Output all of the entries below precisely as written.

═══

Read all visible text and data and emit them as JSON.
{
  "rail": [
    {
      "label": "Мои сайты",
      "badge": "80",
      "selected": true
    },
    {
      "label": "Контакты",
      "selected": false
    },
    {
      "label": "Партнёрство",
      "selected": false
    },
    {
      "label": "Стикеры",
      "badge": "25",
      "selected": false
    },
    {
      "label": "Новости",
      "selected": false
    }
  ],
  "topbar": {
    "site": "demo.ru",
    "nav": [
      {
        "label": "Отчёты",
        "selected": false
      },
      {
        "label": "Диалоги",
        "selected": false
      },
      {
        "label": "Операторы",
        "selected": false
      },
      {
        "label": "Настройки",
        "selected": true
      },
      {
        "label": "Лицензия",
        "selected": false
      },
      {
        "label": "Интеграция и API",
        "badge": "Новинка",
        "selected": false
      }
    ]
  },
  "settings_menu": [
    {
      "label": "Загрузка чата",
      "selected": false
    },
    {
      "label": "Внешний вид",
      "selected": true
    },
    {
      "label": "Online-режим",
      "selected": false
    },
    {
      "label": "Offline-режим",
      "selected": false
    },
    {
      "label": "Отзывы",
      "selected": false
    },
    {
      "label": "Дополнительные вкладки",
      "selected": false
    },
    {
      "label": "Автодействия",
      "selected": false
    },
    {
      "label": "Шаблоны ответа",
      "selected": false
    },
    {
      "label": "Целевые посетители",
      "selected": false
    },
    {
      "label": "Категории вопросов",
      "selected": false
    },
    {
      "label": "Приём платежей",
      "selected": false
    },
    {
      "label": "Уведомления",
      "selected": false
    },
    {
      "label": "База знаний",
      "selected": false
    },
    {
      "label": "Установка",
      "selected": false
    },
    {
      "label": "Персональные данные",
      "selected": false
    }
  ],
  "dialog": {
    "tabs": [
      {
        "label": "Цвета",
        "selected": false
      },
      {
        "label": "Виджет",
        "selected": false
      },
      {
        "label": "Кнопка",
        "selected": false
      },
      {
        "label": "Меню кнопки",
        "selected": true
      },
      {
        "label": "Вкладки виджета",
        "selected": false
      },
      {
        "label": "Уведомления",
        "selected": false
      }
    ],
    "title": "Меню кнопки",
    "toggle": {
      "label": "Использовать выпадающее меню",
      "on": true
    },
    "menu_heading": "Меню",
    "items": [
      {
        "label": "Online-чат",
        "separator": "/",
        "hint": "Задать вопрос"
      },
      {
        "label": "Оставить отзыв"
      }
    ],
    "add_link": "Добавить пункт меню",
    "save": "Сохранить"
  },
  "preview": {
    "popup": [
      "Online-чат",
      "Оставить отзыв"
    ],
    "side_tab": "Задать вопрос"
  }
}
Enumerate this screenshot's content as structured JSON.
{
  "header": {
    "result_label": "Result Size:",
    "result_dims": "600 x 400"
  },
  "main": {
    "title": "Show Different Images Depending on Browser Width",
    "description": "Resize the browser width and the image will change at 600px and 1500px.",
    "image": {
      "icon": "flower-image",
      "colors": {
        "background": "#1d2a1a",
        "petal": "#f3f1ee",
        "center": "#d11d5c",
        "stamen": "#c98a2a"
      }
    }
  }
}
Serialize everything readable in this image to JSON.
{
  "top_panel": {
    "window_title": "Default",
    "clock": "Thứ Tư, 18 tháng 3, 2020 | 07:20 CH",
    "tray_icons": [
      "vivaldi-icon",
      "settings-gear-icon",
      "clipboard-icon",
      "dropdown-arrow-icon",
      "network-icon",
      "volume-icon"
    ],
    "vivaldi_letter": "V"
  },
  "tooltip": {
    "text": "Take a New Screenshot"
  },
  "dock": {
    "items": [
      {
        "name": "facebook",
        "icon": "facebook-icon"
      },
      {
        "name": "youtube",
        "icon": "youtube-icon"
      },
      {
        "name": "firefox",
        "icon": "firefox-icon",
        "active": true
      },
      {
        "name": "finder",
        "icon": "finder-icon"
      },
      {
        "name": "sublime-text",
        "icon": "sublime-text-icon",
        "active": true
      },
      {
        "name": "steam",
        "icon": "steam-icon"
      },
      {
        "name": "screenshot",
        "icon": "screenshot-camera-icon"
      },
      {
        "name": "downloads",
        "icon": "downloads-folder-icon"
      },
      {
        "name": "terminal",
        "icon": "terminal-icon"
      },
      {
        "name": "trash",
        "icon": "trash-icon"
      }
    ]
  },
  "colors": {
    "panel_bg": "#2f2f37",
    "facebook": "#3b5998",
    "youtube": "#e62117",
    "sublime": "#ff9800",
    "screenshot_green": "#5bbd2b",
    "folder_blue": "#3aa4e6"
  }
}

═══

Result of the exercise:
Read all visible text and data and emit them as JSON.
{
  "rail": [
    {
      "label": "Мои сайты",
      "badge": "80",
      "selected": true
    },
    {
      "label": "Контакты",
      "selected": false
    },
    {
      "label": "Партнёрство",
      "selected": false
    },
    {
      "label": "Стикеры",
      "badge": "25",
      "selected": false
    },
    {
      "label": "Новости",
      "selected": false
    }
  ],
  "topbar": {
    "site": "demo.ru",
    "nav": [
      {
        "label": "Отчёты",
        "selected": false
      },
      {
        "label": "Диалоги",
        "selected": false
      },
      {
        "label": "Операторы",
        "selected": false
      },
      {
        "label": "Настройки",
        "selected": true
      },
      {
        "label": "Лицензия",
        "selected": false
      },
      {
        "label": "Интеграция и API",
        "badge": "Новинка",
        "selected": false
      }
    ]
  },
  "settings_menu": [
    {
      "label": "Загрузка чата",
      "selected": false
    },
    {
      "label": "Внешний вид",
      "selected": true
    },
    {
      "label": "Online-режим",
      "selected": false
    },
    {
      "label": "Offline-режим",
      "selected": false
    },
    {
      "label": "Отзывы",
      "selected": false
    },
    {
      "label": "Дополнительные вкладки",
      "selected": false
    },
    {
      "label": "Автодействия",
      "selected": false
    },
    {
      "label": "Шаблоны ответа",
      "selected": false
    },
    {
      "label": "Целевые посетители",
      "selected": false
    },
    {
      "label": "Категории вопросов",
      "selected": false
    },
    {
      "label": "Приём платежей",
      "selected": false
    },
    {
      "label": "Уведомления",
      "selected": false
    },
    {
      "label": "База знаний",
      "selected": false
    },
    {
      "label": "Установка",
      "selected": false
    },
    {
      "label": "Персональные данные",
      "selected": false
    }
  ],
  "dialog": {
    "tabs": [
      {
        "label": "Цвета",
        "selected": false
      },
      {
        "label": "Виджет",
        "selected": false
      },
      {
        "label": "Кнопка",
        "selected": false
      },
      {
        "label": "Меню кнопки",
        "selected": true
      },
      {
        "label": "Вкладки виджета",
        "selected": false
      },
      {
        "label": "Уведомления",
        "selected": false
      }
    ],
    "title": "Меню кнопки",
    "toggle": {
      "label": "Использовать выпадающее меню",
      "on": true
    },
    "menu_heading": "Меню",
    "items": [
      {
        "label": "Online-чат",
        "separator": "/",
        "hint": "Задать вопрос"
      },
      {
        "label": "Оставить отзыв"
      }
    ],
    "add_link": "Добавить пункт меню",
    "save": "Сохранить"
  },
  "preview": {
    "popup": [
      "Online-чат",
      "Оставить отзыв"
    ],
    "side_tab": "Задать вопрос"
  }
}
Enumerate this screenshot's content as structured JSON.
{
  "header": {
    "result_label": "Result Size:",
    "result_dims": "600 x 400"
  },
  "main": {
    "title": "Show Different Images Depending on Browser Width",
    "description": "Resize the browser width and the image will change at 600px and 1500px.",
    "image": {
      "icon": "flower-image",
      "colors": {
        "background": "#1d2a1a",
        "petal": "#f3f1ee",
        "center": "#d11d5c",
        "stamen": "#c98a2a"
      }
    }
  }
}
Serialize everything readable in this image to JSON.
{
  "top_panel": {
    "window_title": "Default",
    "clock": "Thứ Tư, 18 tháng 3, 2020 | 07:20 CH",
    "tray_icons": [
      "vivaldi-icon",
      "settings-gear-icon",
      "clipboard-icon",
      "dropdown-arrow-icon",
      "network-icon",
      "volume-icon"
    ],
    "vivaldi_letter": "V"
  },
  "tooltip": {
    "text": "Take a New Screenshot"
  },
  "dock": {
    "items": [
      {
        "name": "facebook",
        "icon": "facebook-icon"
      },
      {
        "name": "youtube",
        "icon": "youtube-icon"
      },
      {
        "name": "firefox",
        "icon": "firefox-icon",
        "active": true
      },
      {
        "name": "finder",
        "icon": "finder-icon"
      },
      {
        "name": "sublime-text",
        "icon": "sublime-text-icon",
        "active": true
      },
      {
        "name": "steam",
        "icon": "steam-icon"
      },
      {
        "name": "screenshot",
        "icon": "screenshot-camera-icon"
      },
      {
        "name": "downloads",
        "icon": "downloads-folder-icon"
      },
      {
        "name": "terminal",
        "icon": "terminal-icon"
      },
      {
        "name": "trash",
        "icon": "trash-icon"
      }
    ]
  },
  "colors": {
    "panel_bg": "#2f2f37",
    "facebook": "#3b5998",
    "youtube": "#e62117",
    "sublime": "#ff9800",
    "screenshot_green": "#5bbd2b",
    "folder_blue": "#3aa4e6"
  }
}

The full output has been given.